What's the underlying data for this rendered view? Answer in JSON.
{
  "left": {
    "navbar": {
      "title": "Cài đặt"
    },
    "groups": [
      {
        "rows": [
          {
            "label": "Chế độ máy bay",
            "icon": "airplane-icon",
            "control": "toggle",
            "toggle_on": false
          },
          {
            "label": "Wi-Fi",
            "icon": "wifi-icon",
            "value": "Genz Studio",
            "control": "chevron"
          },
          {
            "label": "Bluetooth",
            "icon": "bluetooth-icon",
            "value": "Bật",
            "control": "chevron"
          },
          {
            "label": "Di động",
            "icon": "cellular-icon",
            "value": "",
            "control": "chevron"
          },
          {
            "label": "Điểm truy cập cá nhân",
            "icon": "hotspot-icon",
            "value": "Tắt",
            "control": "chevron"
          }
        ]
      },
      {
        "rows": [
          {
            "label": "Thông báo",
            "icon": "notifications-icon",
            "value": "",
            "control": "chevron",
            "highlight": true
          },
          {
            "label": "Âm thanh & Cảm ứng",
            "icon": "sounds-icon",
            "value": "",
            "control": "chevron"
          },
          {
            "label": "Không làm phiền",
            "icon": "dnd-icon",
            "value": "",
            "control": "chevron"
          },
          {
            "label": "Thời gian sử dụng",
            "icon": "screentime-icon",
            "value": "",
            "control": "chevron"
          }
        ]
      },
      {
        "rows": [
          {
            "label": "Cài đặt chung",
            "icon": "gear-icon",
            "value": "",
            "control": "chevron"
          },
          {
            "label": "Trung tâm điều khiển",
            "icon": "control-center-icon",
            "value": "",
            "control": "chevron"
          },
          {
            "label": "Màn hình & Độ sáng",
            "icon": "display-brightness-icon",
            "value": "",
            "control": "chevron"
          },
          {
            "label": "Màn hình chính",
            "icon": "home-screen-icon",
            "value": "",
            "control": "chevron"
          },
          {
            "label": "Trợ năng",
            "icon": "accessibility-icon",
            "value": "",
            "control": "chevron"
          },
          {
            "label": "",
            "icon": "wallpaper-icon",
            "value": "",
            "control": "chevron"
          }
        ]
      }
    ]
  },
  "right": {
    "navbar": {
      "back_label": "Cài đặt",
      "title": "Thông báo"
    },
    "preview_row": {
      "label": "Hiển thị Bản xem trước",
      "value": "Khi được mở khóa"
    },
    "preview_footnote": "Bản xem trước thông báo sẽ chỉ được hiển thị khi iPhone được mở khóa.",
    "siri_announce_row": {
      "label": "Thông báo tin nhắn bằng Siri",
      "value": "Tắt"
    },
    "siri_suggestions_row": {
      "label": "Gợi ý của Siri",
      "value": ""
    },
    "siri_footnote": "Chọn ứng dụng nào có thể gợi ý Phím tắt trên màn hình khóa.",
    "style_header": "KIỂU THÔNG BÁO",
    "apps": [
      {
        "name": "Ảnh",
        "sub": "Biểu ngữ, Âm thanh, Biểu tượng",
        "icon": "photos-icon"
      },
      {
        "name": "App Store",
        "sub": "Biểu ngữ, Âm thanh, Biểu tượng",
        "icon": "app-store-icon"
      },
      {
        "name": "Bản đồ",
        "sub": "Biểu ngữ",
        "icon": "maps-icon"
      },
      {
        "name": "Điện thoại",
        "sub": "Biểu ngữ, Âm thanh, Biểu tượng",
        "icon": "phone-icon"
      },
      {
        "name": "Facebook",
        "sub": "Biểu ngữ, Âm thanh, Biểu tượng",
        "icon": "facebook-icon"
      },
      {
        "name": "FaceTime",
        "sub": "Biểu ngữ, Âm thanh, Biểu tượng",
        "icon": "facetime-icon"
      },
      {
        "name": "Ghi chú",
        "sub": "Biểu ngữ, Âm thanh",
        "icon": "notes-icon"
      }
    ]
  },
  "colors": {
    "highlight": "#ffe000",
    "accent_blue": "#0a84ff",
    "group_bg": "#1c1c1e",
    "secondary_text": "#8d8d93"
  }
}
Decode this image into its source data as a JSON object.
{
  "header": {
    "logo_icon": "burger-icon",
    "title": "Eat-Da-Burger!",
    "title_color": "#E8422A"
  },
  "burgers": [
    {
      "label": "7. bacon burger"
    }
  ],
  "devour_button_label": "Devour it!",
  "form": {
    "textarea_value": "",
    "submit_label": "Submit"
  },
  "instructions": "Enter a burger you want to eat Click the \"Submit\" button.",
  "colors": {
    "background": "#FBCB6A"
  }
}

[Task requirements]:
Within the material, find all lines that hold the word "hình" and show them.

[Written answer]:
            "label": "Màn hình & Độ sáng",
            "label": "Màn hình chính",
    "siri_footnote": "Chọn ứng dụng nào có thể gợi ý Phím tắt trên màn hình khóa.",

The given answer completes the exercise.